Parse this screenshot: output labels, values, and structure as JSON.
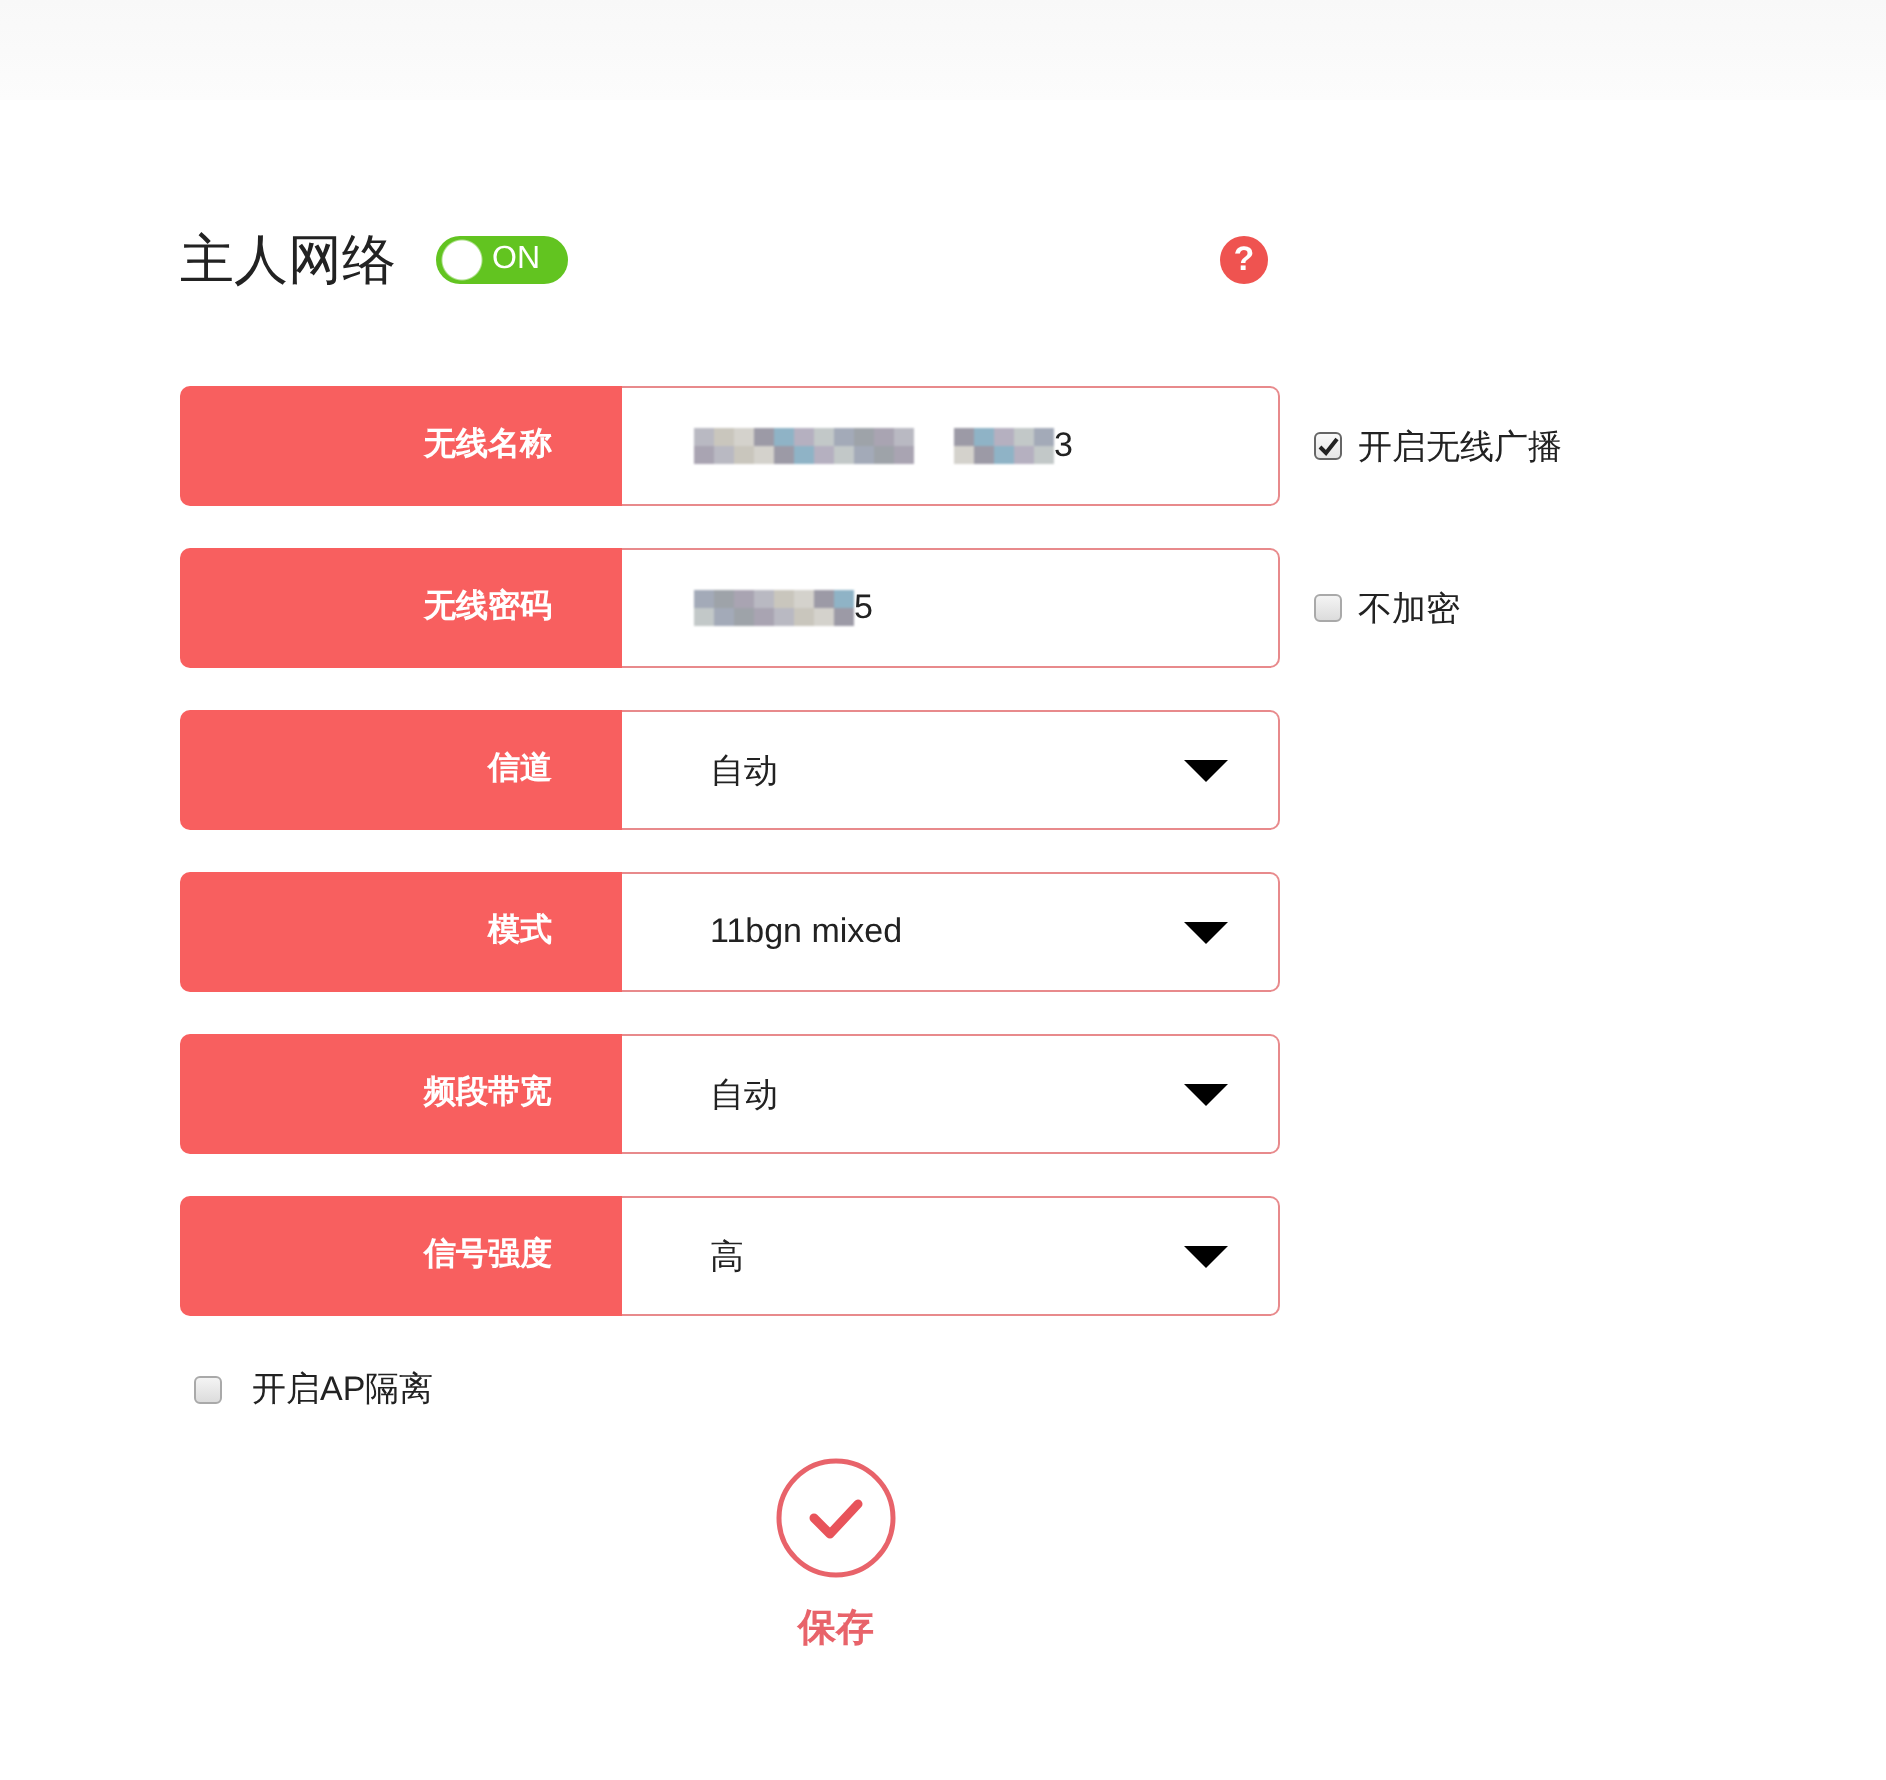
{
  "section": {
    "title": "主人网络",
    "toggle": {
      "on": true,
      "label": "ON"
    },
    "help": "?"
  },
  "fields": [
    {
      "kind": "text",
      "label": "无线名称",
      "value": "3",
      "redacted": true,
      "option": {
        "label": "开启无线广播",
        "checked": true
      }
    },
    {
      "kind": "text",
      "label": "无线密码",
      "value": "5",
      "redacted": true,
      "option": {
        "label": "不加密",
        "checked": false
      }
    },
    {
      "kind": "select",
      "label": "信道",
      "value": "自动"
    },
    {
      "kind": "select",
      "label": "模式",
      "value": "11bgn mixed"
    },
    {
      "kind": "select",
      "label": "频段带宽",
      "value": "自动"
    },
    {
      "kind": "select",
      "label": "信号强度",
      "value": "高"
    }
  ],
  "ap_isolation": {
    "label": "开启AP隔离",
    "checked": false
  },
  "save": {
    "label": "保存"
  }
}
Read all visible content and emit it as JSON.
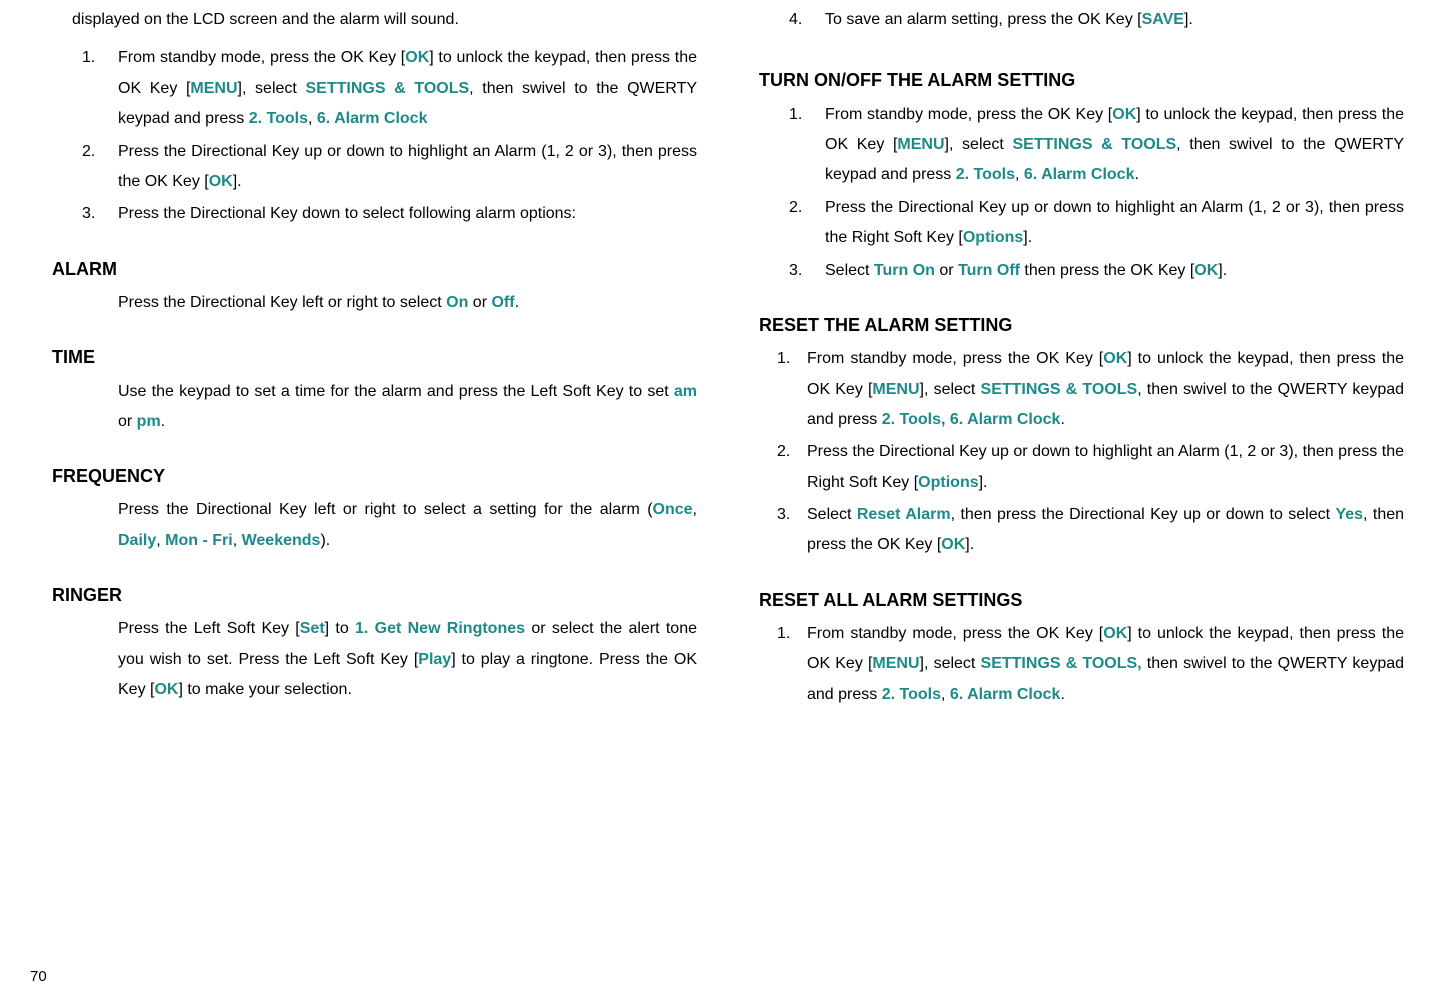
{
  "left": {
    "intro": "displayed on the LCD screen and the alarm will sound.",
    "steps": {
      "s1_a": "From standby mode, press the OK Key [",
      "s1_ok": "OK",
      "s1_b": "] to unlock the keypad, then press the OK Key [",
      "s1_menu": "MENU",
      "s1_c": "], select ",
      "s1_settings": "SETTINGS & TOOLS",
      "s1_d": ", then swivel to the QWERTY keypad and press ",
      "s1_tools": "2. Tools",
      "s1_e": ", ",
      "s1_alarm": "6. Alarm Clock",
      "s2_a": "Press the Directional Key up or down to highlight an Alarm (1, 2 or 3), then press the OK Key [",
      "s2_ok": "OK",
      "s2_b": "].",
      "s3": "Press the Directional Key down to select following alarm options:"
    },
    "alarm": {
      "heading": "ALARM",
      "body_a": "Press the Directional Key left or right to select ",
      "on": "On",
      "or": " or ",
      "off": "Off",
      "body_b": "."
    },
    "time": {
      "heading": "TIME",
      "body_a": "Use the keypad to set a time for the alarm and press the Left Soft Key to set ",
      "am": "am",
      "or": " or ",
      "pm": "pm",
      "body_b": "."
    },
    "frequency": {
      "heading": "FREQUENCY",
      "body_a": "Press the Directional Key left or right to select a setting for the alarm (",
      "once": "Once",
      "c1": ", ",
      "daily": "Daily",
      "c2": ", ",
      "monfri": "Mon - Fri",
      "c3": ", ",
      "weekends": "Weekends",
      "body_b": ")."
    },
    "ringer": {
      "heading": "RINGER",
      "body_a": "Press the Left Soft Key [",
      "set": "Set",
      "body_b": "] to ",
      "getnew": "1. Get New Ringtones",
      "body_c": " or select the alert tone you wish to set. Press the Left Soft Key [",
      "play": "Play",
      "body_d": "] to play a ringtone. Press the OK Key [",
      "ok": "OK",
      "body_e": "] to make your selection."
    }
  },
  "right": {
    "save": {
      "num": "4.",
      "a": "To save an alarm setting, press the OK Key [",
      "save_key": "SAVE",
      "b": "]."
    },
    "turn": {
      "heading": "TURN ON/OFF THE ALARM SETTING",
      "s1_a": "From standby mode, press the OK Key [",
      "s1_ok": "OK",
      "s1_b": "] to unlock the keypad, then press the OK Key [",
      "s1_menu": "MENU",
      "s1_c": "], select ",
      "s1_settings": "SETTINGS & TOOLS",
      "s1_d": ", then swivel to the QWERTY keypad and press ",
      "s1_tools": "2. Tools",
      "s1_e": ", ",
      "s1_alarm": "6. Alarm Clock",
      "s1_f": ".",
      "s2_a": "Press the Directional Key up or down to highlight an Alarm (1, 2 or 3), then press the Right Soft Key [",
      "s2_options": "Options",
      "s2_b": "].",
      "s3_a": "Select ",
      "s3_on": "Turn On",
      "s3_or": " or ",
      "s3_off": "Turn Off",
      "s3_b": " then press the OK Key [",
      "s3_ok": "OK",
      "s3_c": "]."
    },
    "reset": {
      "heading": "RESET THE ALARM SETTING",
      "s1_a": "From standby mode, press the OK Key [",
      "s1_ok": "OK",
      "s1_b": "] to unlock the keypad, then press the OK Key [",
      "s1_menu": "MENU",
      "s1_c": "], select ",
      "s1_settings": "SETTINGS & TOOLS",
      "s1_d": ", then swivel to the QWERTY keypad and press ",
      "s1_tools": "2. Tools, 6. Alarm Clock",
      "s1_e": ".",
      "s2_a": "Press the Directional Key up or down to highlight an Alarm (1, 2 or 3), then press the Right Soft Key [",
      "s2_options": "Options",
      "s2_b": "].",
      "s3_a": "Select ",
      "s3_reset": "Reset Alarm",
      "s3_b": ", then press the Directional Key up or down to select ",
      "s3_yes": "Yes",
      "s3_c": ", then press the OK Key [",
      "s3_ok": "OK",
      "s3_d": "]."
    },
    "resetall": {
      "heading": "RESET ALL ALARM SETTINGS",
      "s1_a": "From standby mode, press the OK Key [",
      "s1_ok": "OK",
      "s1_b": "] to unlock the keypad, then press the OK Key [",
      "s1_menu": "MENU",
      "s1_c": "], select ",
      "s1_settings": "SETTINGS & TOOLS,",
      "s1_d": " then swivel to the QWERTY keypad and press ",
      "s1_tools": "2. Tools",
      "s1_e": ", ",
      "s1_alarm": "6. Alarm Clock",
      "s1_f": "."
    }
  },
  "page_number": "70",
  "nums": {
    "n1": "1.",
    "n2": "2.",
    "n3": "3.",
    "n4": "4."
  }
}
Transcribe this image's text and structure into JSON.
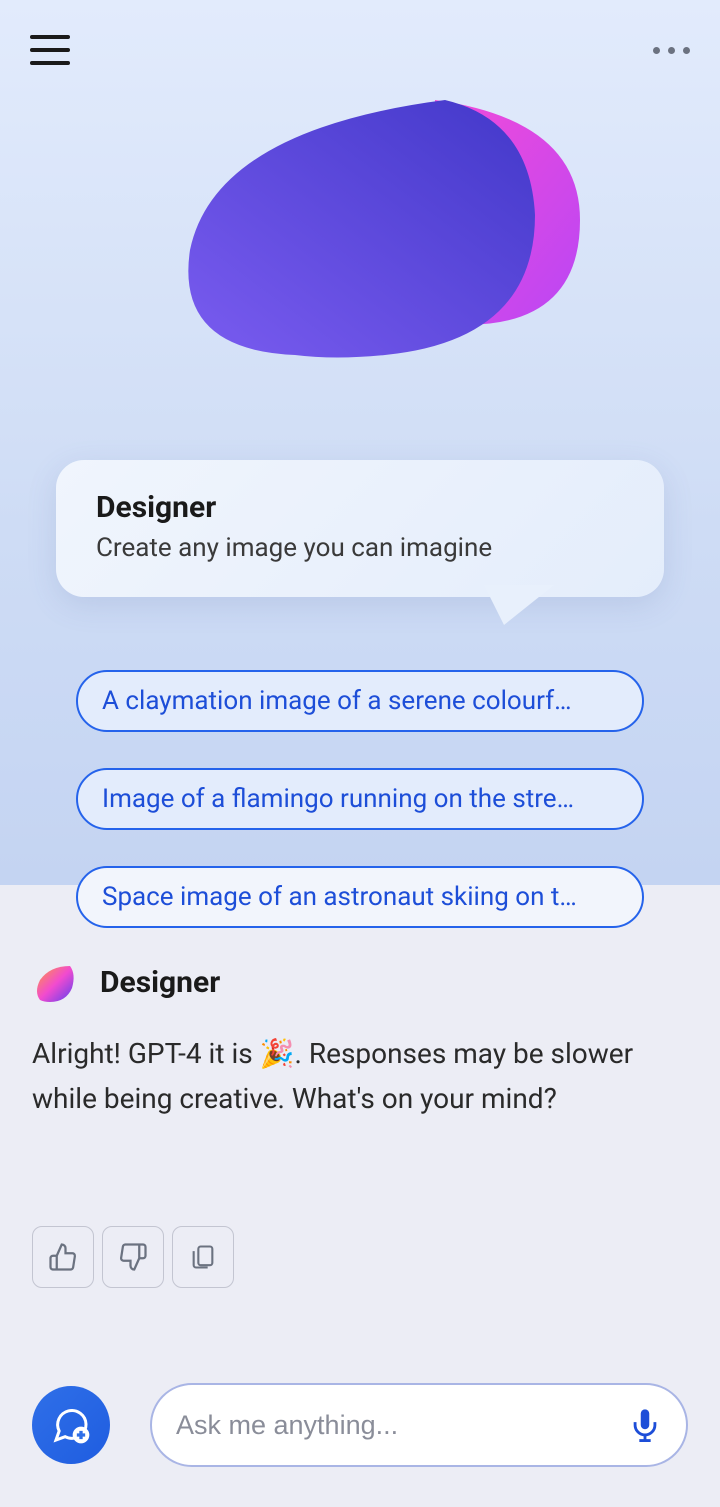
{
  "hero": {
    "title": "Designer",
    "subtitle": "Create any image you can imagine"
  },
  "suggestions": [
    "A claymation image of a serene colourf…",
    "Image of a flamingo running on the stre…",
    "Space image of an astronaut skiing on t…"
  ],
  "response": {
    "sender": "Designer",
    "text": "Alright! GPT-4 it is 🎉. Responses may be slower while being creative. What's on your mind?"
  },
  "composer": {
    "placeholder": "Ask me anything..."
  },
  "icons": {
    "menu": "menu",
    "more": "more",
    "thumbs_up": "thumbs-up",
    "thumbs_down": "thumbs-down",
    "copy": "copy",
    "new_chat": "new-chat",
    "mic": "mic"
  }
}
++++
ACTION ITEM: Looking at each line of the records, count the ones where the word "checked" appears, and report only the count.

OUTPUT OF THE EXERCISE: 3